#### [Exercise directions]
Each entry has to be given again in its exact wording, and no picture may appear in the result.

==== Given records ====

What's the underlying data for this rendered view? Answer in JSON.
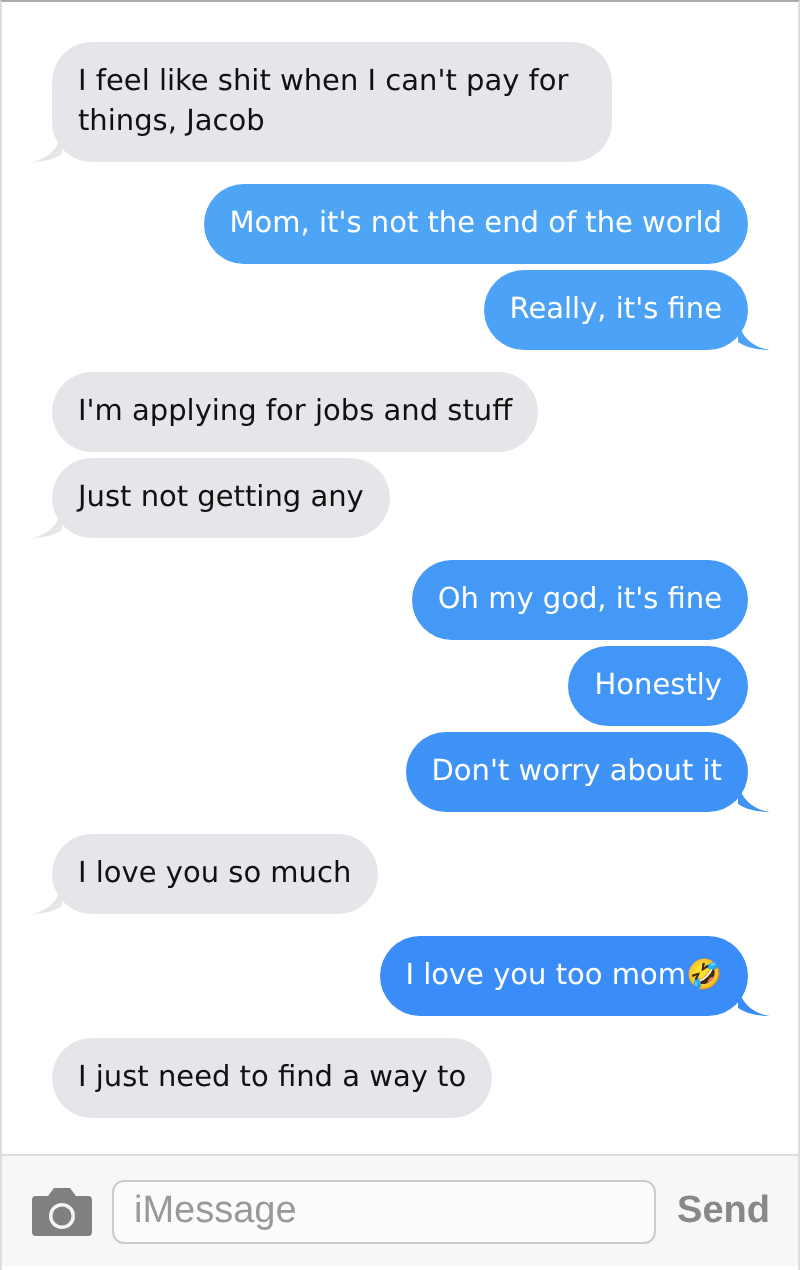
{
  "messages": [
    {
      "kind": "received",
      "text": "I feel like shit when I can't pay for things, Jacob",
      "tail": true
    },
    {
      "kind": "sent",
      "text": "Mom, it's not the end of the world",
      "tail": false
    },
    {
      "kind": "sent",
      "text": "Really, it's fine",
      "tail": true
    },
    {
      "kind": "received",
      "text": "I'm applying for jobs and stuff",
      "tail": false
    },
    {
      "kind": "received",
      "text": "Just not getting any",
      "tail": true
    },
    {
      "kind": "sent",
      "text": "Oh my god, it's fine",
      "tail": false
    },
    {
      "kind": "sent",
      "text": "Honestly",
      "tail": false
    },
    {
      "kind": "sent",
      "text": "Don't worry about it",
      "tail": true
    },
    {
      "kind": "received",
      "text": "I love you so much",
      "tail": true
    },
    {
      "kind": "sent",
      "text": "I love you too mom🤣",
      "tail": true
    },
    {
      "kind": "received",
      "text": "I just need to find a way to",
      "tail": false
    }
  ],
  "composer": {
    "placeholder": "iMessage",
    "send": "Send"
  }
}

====

#### [Written response]
What's the underlying data for this rendered view? Answer in JSON.
{
  "messages": [
    {
      "kind": "received",
      "text": "I feel like shit when I can't pay for things, Jacob",
      "tail": true
    },
    {
      "kind": "sent",
      "text": "Mom, it's not the end of the world",
      "tail": false
    },
    {
      "kind": "sent",
      "text": "Really, it's fine",
      "tail": true
    },
    {
      "kind": "received",
      "text": "I'm applying for jobs and stuff",
      "tail": false
    },
    {
      "kind": "received",
      "text": "Just not getting any",
      "tail": true
    },
    {
      "kind": "sent",
      "text": "Oh my god, it's fine",
      "tail": false
    },
    {
      "kind": "sent",
      "text": "Honestly",
      "tail": false
    },
    {
      "kind": "sent",
      "text": "Don't worry about it",
      "tail": true
    },
    {
      "kind": "received",
      "text": "I love you so much",
      "tail": true
    },
    {
      "kind": "sent",
      "text": "I love you too mom🤣",
      "tail": true
    },
    {
      "kind": "received",
      "text": "I just need to find a way to",
      "tail": false
    }
  ],
  "composer": {
    "placeholder": "iMessage",
    "send": "Send"
  }
}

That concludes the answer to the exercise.